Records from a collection
· · · ·

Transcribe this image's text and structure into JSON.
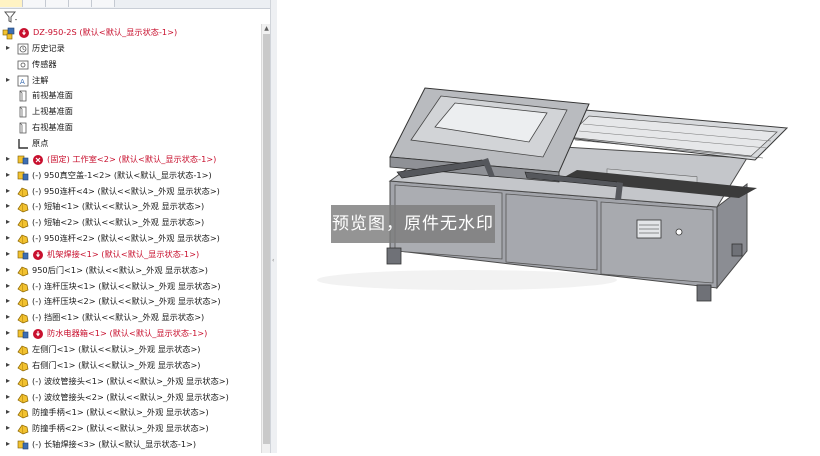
{
  "feature_tree": {
    "items": [
      {
        "label": "DZ-950-2S  (默认<默认_显示状态-1>)",
        "color": "red",
        "icon": "assembly-icon",
        "status_icon": "rebuild-error-icon",
        "expander": false
      },
      {
        "label": "历史记录",
        "color": "normal",
        "icon": "history-folder-icon",
        "expander": true
      },
      {
        "label": "传感器",
        "color": "normal",
        "icon": "sensor-icon",
        "expander": false
      },
      {
        "label": "注解",
        "color": "normal",
        "icon": "annotations-icon",
        "expander": true
      },
      {
        "label": "前视基准面",
        "color": "normal",
        "icon": "plane-icon",
        "expander": false
      },
      {
        "label": "上视基准面",
        "color": "normal",
        "icon": "plane-icon",
        "expander": false
      },
      {
        "label": "右视基准面",
        "color": "normal",
        "icon": "plane-icon",
        "expander": false
      },
      {
        "label": "原点",
        "color": "normal",
        "icon": "origin-icon",
        "expander": false
      },
      {
        "label": "(固定) 工作室<2> (默认<默认_显示状态-1>)",
        "color": "red",
        "icon": "subassembly-icon",
        "status_icon": "error-x-icon",
        "expander": true
      },
      {
        "label": "(-) 950真空盖-1<2> (默认<默认_显示状态-1>)",
        "color": "normal",
        "icon": "subassembly-icon",
        "expander": true
      },
      {
        "label": "(-) 950连杆<4> (默认<<默认>_外观 显示状态>)",
        "color": "normal",
        "icon": "part-icon",
        "expander": true
      },
      {
        "label": "(-) 短轴<1> (默认<<默认>_外观 显示状态>)",
        "color": "normal",
        "icon": "part-icon",
        "expander": true
      },
      {
        "label": "(-) 短轴<2> (默认<<默认>_外观 显示状态>)",
        "color": "normal",
        "icon": "part-icon",
        "expander": true
      },
      {
        "label": "(-) 950连杆<2> (默认<<默认>_外观 显示状态>)",
        "color": "normal",
        "icon": "part-icon",
        "expander": true
      },
      {
        "label": "机架焊接<1> (默认<默认_显示状态-1>)",
        "color": "red",
        "icon": "subassembly-icon",
        "status_icon": "rebuild-error-icon",
        "expander": true
      },
      {
        "label": "950后门<1> (默认<<默认>_外观 显示状态>)",
        "color": "normal",
        "icon": "part-icon",
        "expander": true
      },
      {
        "label": "(-) 连杆压块<1> (默认<<默认>_外观 显示状态>)",
        "color": "normal",
        "icon": "part-icon",
        "expander": true
      },
      {
        "label": "(-) 连杆压块<2> (默认<<默认>_外观 显示状态>)",
        "color": "normal",
        "icon": "part-icon",
        "expander": true
      },
      {
        "label": "(-) 挡圈<1> (默认<<默认>_外观 显示状态>)",
        "color": "normal",
        "icon": "part-icon",
        "expander": true
      },
      {
        "label": "防水电器箱<1> (默认<默认_显示状态-1>)",
        "color": "red",
        "icon": "subassembly-icon",
        "status_icon": "rebuild-error-icon",
        "expander": true
      },
      {
        "label": "左侧门<1> (默认<<默认>_外观 显示状态>)",
        "color": "normal",
        "icon": "part-icon",
        "expander": true
      },
      {
        "label": "右侧门<1> (默认<<默认>_外观 显示状态>)",
        "color": "normal",
        "icon": "part-icon",
        "expander": true
      },
      {
        "label": "(-) 波纹管接头<1> (默认<<默认>_外观 显示状态>)",
        "color": "normal",
        "icon": "part-icon",
        "expander": true
      },
      {
        "label": "(-) 波纹管接头<2> (默认<<默认>_外观 显示状态>)",
        "color": "normal",
        "icon": "part-icon",
        "expander": true
      },
      {
        "label": "防撞手柄<1> (默认<<默认>_外观 显示状态>)",
        "color": "normal",
        "icon": "part-icon",
        "expander": true
      },
      {
        "label": "防撞手柄<2> (默认<<默认>_外观 显示状态>)",
        "color": "normal",
        "icon": "part-icon",
        "expander": true
      },
      {
        "label": "(-) 长轴焊接<3> (默认<默认_显示状态-1>)",
        "color": "normal",
        "icon": "subassembly-icon",
        "expander": true
      }
    ]
  },
  "viewport": {
    "watermark": "预览图，原件无水印"
  },
  "colors": {
    "error_red": "#c8102e",
    "part_yellow": "#f2c230",
    "assembly_blue": "#3d6fb3",
    "machine_steel": "#a9aab0"
  }
}
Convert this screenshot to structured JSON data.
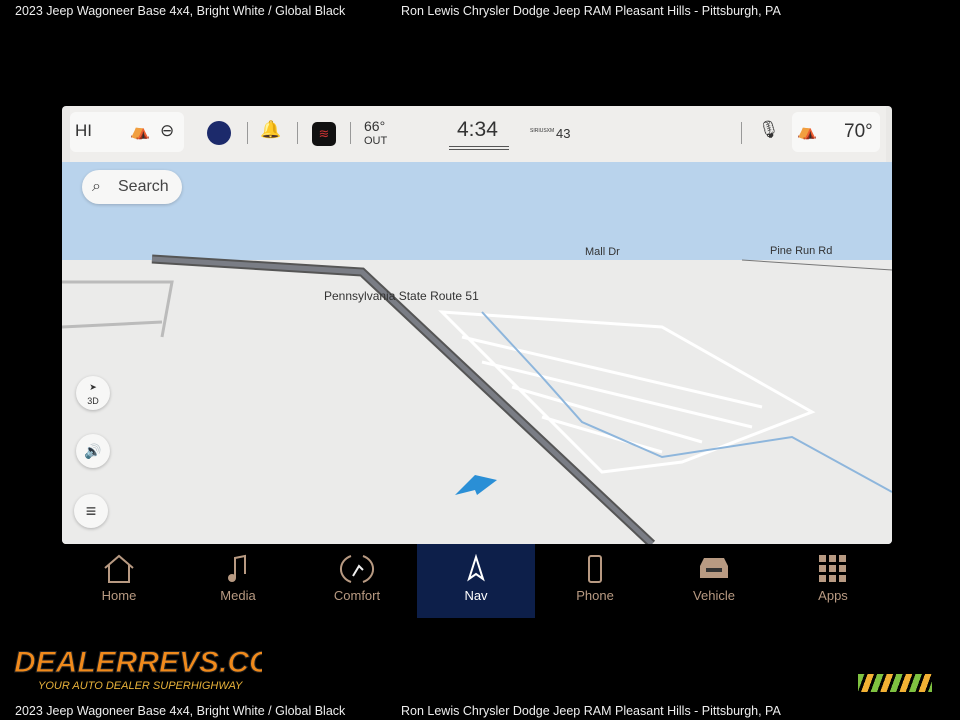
{
  "caption": {
    "left": "2023 Jeep Wagoneer Base 4x4,  Bright White / Global Black",
    "right": "Ron Lewis Chrysler Dodge Jeep RAM Pleasant Hills - Pittsburgh, PA"
  },
  "status": {
    "fan": "HI",
    "outside_temp": "66°",
    "outside_label": "OUT",
    "time": "4:34",
    "sxm_label": "SIRIUSXM",
    "channel": "43",
    "cabin_temp": "70°"
  },
  "map": {
    "search_label": "Search",
    "view_mode": "3D",
    "streets": [
      "Mall Dr",
      "Pine Run Rd",
      "Pennsylvania State Route 51"
    ]
  },
  "nav": [
    {
      "label": "Home",
      "icon": "home-icon"
    },
    {
      "label": "Media",
      "icon": "music-note-icon"
    },
    {
      "label": "Comfort",
      "icon": "seat-comfort-icon"
    },
    {
      "label": "Nav",
      "icon": "nav-arrow-icon",
      "active": true
    },
    {
      "label": "Phone",
      "icon": "phone-icon"
    },
    {
      "label": "Vehicle",
      "icon": "vehicle-icon"
    },
    {
      "label": "Apps",
      "icon": "apps-grid-icon"
    }
  ],
  "watermark": {
    "brand": "DealerRevs.com",
    "tagline": "Your Auto Dealer SuperHighway"
  },
  "colors": {
    "accent": "#0d1f4a",
    "nav_inactive": "#b89a82",
    "water": "#b9d3ec",
    "route_marker": "#2a8fd6"
  }
}
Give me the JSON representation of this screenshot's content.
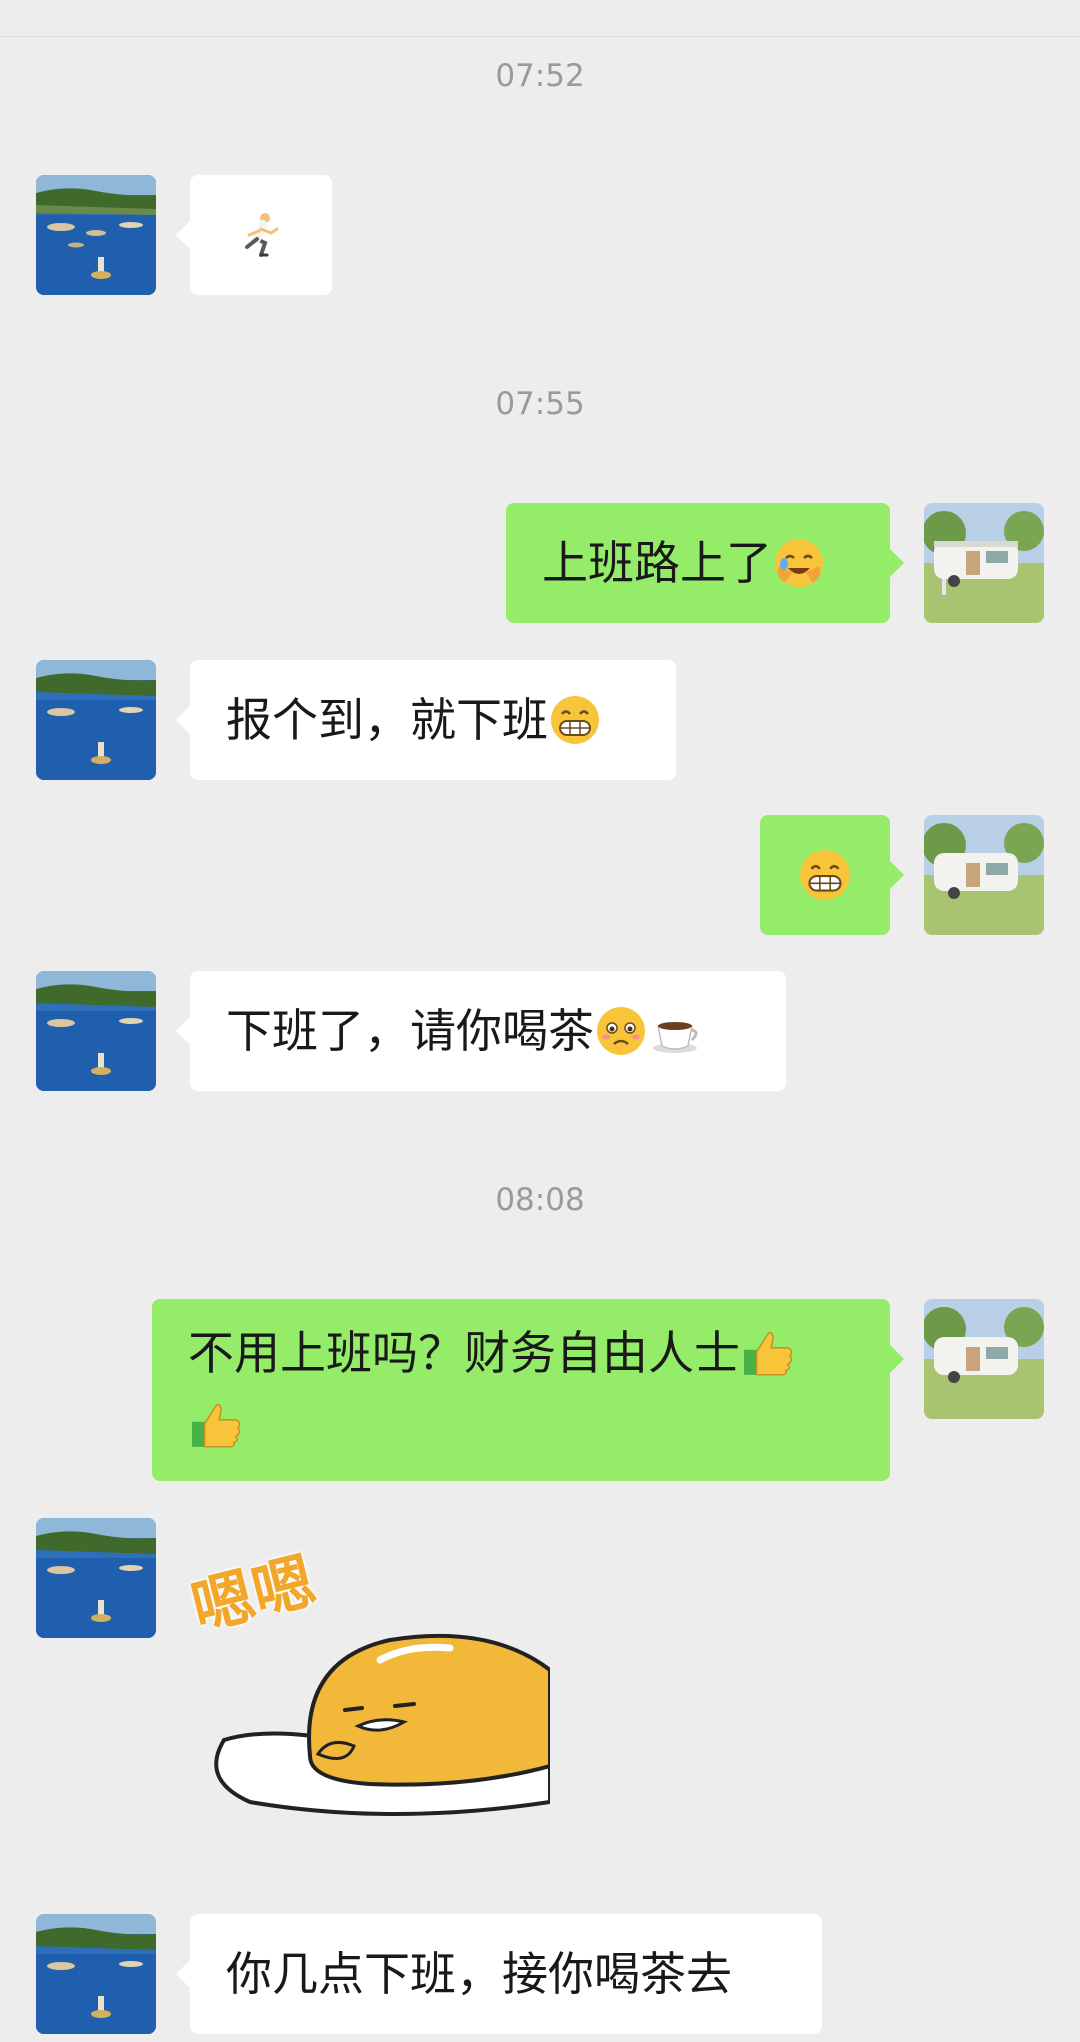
{
  "timestamps": [
    "07:52",
    "07:55",
    "08:08"
  ],
  "messages": [
    {
      "from": "them",
      "kind": "emoji",
      "emoji": "runner-emoji"
    },
    {
      "from": "me",
      "text": "上班路上了",
      "emoji": "facepalm-emoji"
    },
    {
      "from": "them",
      "text": "报个到，就下班",
      "emoji": "grin-emoji"
    },
    {
      "from": "me",
      "kind": "emoji",
      "emoji": "grin-emoji"
    },
    {
      "from": "them",
      "text": "下班了，请你喝茶",
      "emoji": [
        "pleading-emoji",
        "tea-emoji"
      ]
    },
    {
      "from": "me",
      "text_line1": "不用上班吗？财务自由人士",
      "emoji": [
        "thumbs-up-emoji",
        "thumbs-up-emoji"
      ]
    },
    {
      "from": "them",
      "kind": "sticker",
      "sticker_text": "嗯嗯",
      "sticker": "lazy-egg-sticker"
    },
    {
      "from": "them",
      "text": "你几点下班，接你喝茶去"
    }
  ],
  "colors": {
    "background": "#ededed",
    "outgoing_bubble": "#95ec69",
    "incoming_bubble": "#ffffff",
    "timestamp": "#9a9a9a"
  }
}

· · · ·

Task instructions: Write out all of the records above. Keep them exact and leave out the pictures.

Reply to the task:
Transcribe this image's text and structure into JSON.
{
  "feature_tree": {
    "items": [
      {
        "label": "DZ-950-2S  (默认<默认_显示状态-1>)",
        "color": "red",
        "icon": "assembly-icon",
        "status_icon": "rebuild-error-icon",
        "expander": false
      },
      {
        "label": "历史记录",
        "color": "normal",
        "icon": "history-folder-icon",
        "expander": true
      },
      {
        "label": "传感器",
        "color": "normal",
        "icon": "sensor-icon",
        "expander": false
      },
      {
        "label": "注解",
        "color": "normal",
        "icon": "annotations-icon",
        "expander": true
      },
      {
        "label": "前视基准面",
        "color": "normal",
        "icon": "plane-icon",
        "expander": false
      },
      {
        "label": "上视基准面",
        "color": "normal",
        "icon": "plane-icon",
        "expander": false
      },
      {
        "label": "右视基准面",
        "color": "normal",
        "icon": "plane-icon",
        "expander": false
      },
      {
        "label": "原点",
        "color": "normal",
        "icon": "origin-icon",
        "expander": false
      },
      {
        "label": "(固定) 工作室<2> (默认<默认_显示状态-1>)",
        "color": "red",
        "icon": "subassembly-icon",
        "status_icon": "error-x-icon",
        "expander": true
      },
      {
        "label": "(-) 950真空盖-1<2> (默认<默认_显示状态-1>)",
        "color": "normal",
        "icon": "subassembly-icon",
        "expander": true
      },
      {
        "label": "(-) 950连杆<4> (默认<<默认>_外观 显示状态>)",
        "color": "normal",
        "icon": "part-icon",
        "expander": true
      },
      {
        "label": "(-) 短轴<1> (默认<<默认>_外观 显示状态>)",
        "color": "normal",
        "icon": "part-icon",
        "expander": true
      },
      {
        "label": "(-) 短轴<2> (默认<<默认>_外观 显示状态>)",
        "color": "normal",
        "icon": "part-icon",
        "expander": true
      },
      {
        "label": "(-) 950连杆<2> (默认<<默认>_外观 显示状态>)",
        "color": "normal",
        "icon": "part-icon",
        "expander": true
      },
      {
        "label": "机架焊接<1> (默认<默认_显示状态-1>)",
        "color": "red",
        "icon": "subassembly-icon",
        "status_icon": "rebuild-error-icon",
        "expander": true
      },
      {
        "label": "950后门<1> (默认<<默认>_外观 显示状态>)",
        "color": "normal",
        "icon": "part-icon",
        "expander": true
      },
      {
        "label": "(-) 连杆压块<1> (默认<<默认>_外观 显示状态>)",
        "color": "normal",
        "icon": "part-icon",
        "expander": true
      },
      {
        "label": "(-) 连杆压块<2> (默认<<默认>_外观 显示状态>)",
        "color": "normal",
        "icon": "part-icon",
        "expander": true
      },
      {
        "label": "(-) 挡圈<1> (默认<<默认>_外观 显示状态>)",
        "color": "normal",
        "icon": "part-icon",
        "expander": true
      },
      {
        "label": "防水电器箱<1> (默认<默认_显示状态-1>)",
        "color": "red",
        "icon": "subassembly-icon",
        "status_icon": "rebuild-error-icon",
        "expander": true
      },
      {
        "label": "左侧门<1> (默认<<默认>_外观 显示状态>)",
        "color": "normal",
        "icon": "part-icon",
        "expander": true
      },
      {
        "label": "右侧门<1> (默认<<默认>_外观 显示状态>)",
        "color": "normal",
        "icon": "part-icon",
        "expander": true
      },
      {
        "label": "(-) 波纹管接头<1> (默认<<默认>_外观 显示状态>)",
        "color": "normal",
        "icon": "part-icon",
        "expander": true
      },
      {
        "label": "(-) 波纹管接头<2> (默认<<默认>_外观 显示状态>)",
        "color": "normal",
        "icon": "part-icon",
        "expander": true
      },
      {
        "label": "防撞手柄<1> (默认<<默认>_外观 显示状态>)",
        "color": "normal",
        "icon": "part-icon",
        "expander": true
      },
      {
        "label": "防撞手柄<2> (默认<<默认>_外观 显示状态>)",
        "color": "normal",
        "icon": "part-icon",
        "expander": true
      },
      {
        "label": "(-) 长轴焊接<3> (默认<默认_显示状态-1>)",
        "color": "normal",
        "icon": "subassembly-icon",
        "expander": true
      }
    ]
  },
  "viewport": {
    "watermark": "预览图，原件无水印"
  },
  "colors": {
    "error_red": "#c8102e",
    "part_yellow": "#f2c230",
    "assembly_blue": "#3d6fb3",
    "machine_steel": "#a9aab0"
  }
}
Convert this screenshot to structured JSON data.
{
  "caption": {
    "left": "2023 Jeep Wagoneer Base 4x4,  Bright White / Global Black",
    "right": "Ron Lewis Chrysler Dodge Jeep RAM Pleasant Hills - Pittsburgh, PA"
  },
  "status": {
    "fan": "HI",
    "outside_temp": "66°",
    "outside_label": "OUT",
    "time": "4:34",
    "sxm_label": "SIRIUSXM",
    "channel": "43",
    "cabin_temp": "70°"
  },
  "map": {
    "search_label": "Search",
    "view_mode": "3D",
    "streets": [
      "Mall Dr",
      "Pine Run Rd",
      "Pennsylvania State Route 51"
    ]
  },
  "nav": [
    {
      "label": "Home",
      "icon": "home-icon"
    },
    {
      "label": "Media",
      "icon": "music-note-icon"
    },
    {
      "label": "Comfort",
      "icon": "seat-comfort-icon"
    },
    {
      "label": "Nav",
      "icon": "nav-arrow-icon",
      "active": true
    },
    {
      "label": "Phone",
      "icon": "phone-icon"
    },
    {
      "label": "Vehicle",
      "icon": "vehicle-icon"
    },
    {
      "label": "Apps",
      "icon": "apps-grid-icon"
    }
  ],
  "watermark": {
    "brand": "DealerRevs.com",
    "tagline": "Your Auto Dealer SuperHighway"
  },
  "colors": {
    "accent": "#0d1f4a",
    "nav_inactive": "#b89a82",
    "water": "#b9d3ec",
    "route_marker": "#2a8fd6"
  }
}
Give me the JSON representation of this screenshot's content.
{
  "timestamps": [
    "07:52",
    "07:55",
    "08:08"
  ],
  "messages": [
    {
      "from": "them",
      "kind": "emoji",
      "emoji": "runner-emoji"
    },
    {
      "from": "me",
      "text": "上班路上了",
      "emoji": "facepalm-emoji"
    },
    {
      "from": "them",
      "text": "报个到，就下班",
      "emoji": "grin-emoji"
    },
    {
      "from": "me",
      "kind": "emoji",
      "emoji": "grin-emoji"
    },
    {
      "from": "them",
      "text": "下班了，请你喝茶",
      "emoji": [
        "pleading-emoji",
        "tea-emoji"
      ]
    },
    {
      "from": "me",
      "text_line1": "不用上班吗？财务自由人士",
      "emoji": [
        "thumbs-up-emoji",
        "thumbs-up-emoji"
      ]
    },
    {
      "from": "them",
      "kind": "sticker",
      "sticker_text": "嗯嗯",
      "sticker": "lazy-egg-sticker"
    },
    {
      "from": "them",
      "text": "你几点下班，接你喝茶去"
    }
  ],
  "colors": {
    "background": "#ededed",
    "outgoing_bubble": "#95ec69",
    "incoming_bubble": "#ffffff",
    "timestamp": "#9a9a9a"
  }
}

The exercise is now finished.